  4. Click “Start”-“Control Panel”-“Devices and Printers”
  5. Right-Click on the printer icon, select “Printer Properties”, then click “sharing” tab
  6. Select the check boxes “Share this Printer” and “Render jobs on client computers”. Your printer displays may vary.

On the other PC

  1. Click “Start”-“Control Panel”-“Devices and Printers”
  2. Click “Add a Printer” from top of screen
  3. Select “Add a network, wireless or bluetooth printer” from the pop-up window
  4. Select the appropriate printer, click next till end.

Printer Sharing

Sharing Internet Access

In this instance, we would be using the regular Starcomms EVDO USB modem. I must warn that the browsing experience may not be nice if you are not in a location with good EVDO (broadband) speed. The same process should be applicable to GSM modems too, i have not tried it.

Insert the Starcomms USB on the Host PC. The installation process should be automatic.

Connect the PC to the internet.

Click “Start”-“Control Panel”-“Network and Internet”-“Network and Sharing Center”

You will notice at least 2 active connections, one is your Peer to Peer wired network most likely labelled “Local Area Network” and the internet connection. My Starcomms internet connection is labelled “ZTE Wireless Connection

You should have a screen similar to this;

Network Sharing Center

Click on “ZTE Wireless Terminal” on the right pane. The following window will pop-up;

Click on “Properties” to bring up the next screen

Select the “sharing” tab and select the check boxes as shown in the picture above. Also select “Local Area Connection” from the drop down menu. The screens below would be shown during this process.

The last image indicates that the IP address of your PC would be changed to the same network as Starcomms Internet, in my case it is, this is essential for the PC to access the internet.

Since we are using static IP and not DHCP (automatic allocation of IP addresses), we would need to put the second PC on this same network. We would change the IP address to, say, . The procedure for doing this is explained in the first part of this write-up. While at it, you should also change the gateway address and the DNS server as shown in the image below. It is very important!

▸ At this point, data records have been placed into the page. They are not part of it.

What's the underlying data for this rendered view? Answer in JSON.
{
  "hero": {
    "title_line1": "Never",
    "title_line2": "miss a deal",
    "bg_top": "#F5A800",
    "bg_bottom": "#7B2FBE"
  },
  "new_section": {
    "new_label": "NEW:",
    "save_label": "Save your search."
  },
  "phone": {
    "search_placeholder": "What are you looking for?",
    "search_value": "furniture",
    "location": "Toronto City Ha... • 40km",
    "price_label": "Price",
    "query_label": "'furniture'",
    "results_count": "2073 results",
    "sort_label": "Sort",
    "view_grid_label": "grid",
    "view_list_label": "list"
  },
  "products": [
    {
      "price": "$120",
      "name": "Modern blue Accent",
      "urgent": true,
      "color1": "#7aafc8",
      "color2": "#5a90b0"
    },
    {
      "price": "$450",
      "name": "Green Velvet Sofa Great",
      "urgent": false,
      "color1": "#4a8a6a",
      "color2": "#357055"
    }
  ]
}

Phew! Really need to catch my breadth. This write-up ends here. The final part of this series would be on wired Peer to Peer networking with more than 2 systems in a network.

Stay hooked!